DATA FOR THE TASK below:

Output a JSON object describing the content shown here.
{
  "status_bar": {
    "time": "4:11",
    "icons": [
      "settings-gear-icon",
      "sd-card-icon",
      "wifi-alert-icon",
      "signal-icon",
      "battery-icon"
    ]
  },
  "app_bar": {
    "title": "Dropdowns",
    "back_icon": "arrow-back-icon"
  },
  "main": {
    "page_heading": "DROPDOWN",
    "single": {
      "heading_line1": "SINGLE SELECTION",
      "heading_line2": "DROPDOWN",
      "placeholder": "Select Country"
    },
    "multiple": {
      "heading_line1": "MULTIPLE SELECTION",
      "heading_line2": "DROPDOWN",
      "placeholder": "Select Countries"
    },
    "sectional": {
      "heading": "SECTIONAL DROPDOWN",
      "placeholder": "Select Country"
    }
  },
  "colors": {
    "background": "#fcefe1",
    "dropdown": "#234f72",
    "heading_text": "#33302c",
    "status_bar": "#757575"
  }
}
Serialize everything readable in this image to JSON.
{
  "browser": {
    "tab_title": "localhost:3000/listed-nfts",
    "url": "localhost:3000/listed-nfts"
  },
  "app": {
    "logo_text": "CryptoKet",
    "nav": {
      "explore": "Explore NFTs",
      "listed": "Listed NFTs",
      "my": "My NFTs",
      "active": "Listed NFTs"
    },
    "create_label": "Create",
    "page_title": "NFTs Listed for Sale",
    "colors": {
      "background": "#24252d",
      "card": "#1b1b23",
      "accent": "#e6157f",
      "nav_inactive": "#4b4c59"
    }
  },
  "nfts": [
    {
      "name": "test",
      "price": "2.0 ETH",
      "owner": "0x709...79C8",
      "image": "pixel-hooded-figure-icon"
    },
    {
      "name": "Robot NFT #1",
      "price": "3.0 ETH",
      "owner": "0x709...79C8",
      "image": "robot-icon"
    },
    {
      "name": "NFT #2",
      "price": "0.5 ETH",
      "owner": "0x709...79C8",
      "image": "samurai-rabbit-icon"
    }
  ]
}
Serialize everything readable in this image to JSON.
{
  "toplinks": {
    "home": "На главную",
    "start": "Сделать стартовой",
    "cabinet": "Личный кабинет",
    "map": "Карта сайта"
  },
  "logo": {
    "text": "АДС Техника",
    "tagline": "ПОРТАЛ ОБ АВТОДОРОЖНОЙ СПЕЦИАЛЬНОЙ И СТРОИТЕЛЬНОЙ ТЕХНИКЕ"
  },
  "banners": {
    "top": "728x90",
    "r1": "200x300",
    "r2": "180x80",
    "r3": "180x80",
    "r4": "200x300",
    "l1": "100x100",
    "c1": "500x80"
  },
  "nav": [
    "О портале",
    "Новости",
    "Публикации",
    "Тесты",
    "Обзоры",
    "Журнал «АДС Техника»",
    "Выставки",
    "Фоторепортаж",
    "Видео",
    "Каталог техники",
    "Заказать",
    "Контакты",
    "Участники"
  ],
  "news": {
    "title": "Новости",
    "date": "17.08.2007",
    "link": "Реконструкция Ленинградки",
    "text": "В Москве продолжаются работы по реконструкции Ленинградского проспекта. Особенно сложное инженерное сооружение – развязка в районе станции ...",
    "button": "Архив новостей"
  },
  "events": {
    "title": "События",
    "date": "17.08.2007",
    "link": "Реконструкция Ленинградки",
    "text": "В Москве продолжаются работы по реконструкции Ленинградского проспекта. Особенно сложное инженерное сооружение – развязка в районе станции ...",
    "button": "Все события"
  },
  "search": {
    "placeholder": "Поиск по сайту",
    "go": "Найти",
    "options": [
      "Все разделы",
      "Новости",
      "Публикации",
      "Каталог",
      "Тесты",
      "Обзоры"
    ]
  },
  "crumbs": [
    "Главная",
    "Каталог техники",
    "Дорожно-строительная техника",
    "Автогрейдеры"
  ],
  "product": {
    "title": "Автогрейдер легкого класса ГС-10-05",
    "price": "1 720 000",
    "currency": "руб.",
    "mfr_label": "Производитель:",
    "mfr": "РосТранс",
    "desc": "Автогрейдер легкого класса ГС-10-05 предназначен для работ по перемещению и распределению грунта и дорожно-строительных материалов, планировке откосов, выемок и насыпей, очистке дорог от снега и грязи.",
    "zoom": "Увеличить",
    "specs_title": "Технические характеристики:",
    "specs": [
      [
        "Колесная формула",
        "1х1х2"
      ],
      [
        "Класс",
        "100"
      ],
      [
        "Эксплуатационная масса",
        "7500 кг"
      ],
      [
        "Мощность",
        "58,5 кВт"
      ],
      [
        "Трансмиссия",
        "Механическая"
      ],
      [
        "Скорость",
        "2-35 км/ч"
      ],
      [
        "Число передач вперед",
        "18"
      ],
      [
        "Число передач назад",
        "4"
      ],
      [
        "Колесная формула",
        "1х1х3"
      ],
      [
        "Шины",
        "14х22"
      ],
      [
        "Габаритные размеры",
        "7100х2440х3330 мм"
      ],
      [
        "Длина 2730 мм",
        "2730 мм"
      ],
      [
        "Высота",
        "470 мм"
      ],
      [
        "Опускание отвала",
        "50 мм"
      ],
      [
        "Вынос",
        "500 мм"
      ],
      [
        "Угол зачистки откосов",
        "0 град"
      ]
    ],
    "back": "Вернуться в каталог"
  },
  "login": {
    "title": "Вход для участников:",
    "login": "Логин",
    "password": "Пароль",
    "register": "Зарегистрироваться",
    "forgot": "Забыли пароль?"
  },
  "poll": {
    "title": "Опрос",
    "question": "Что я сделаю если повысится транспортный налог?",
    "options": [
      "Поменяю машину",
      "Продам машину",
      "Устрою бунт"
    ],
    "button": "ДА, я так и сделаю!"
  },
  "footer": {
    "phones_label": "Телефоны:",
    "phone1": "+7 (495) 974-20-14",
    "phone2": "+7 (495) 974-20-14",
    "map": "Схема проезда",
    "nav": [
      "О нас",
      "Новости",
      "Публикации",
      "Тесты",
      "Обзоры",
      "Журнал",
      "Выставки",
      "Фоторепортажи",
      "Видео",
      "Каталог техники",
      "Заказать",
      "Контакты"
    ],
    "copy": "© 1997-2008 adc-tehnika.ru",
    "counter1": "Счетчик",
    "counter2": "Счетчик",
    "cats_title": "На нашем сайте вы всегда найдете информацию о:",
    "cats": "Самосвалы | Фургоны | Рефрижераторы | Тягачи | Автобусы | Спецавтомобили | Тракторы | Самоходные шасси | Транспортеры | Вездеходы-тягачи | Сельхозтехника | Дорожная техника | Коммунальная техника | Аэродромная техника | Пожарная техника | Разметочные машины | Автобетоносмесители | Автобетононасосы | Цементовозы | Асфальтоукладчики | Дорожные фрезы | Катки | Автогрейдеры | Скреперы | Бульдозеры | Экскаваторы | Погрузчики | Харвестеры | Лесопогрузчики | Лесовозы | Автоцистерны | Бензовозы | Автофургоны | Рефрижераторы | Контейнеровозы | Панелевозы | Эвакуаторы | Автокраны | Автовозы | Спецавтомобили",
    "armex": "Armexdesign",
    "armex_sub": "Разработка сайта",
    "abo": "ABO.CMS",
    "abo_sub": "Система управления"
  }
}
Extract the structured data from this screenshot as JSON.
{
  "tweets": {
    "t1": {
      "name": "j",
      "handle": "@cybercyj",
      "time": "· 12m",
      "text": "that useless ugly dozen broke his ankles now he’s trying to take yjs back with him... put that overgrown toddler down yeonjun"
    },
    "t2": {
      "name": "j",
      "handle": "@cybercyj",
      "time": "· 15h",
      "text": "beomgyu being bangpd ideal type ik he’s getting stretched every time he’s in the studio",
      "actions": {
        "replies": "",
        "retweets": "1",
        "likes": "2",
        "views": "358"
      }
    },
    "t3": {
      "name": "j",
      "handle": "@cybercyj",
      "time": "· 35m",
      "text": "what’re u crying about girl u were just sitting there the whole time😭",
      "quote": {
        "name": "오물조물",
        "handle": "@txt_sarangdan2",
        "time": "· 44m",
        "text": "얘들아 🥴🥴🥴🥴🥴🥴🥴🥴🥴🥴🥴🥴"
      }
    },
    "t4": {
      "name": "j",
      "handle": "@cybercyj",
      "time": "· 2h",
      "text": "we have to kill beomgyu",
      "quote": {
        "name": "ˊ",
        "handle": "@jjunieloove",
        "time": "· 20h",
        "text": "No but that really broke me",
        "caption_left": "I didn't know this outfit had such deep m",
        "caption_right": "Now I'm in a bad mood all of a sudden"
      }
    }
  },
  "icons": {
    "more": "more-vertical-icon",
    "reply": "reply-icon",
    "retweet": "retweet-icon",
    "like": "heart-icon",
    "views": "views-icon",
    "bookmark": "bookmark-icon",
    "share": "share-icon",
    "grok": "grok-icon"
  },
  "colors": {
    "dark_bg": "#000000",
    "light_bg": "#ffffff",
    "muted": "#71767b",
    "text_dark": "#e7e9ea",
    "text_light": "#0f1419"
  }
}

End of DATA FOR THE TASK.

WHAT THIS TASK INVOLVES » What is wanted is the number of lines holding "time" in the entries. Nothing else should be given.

RESPONSE » 9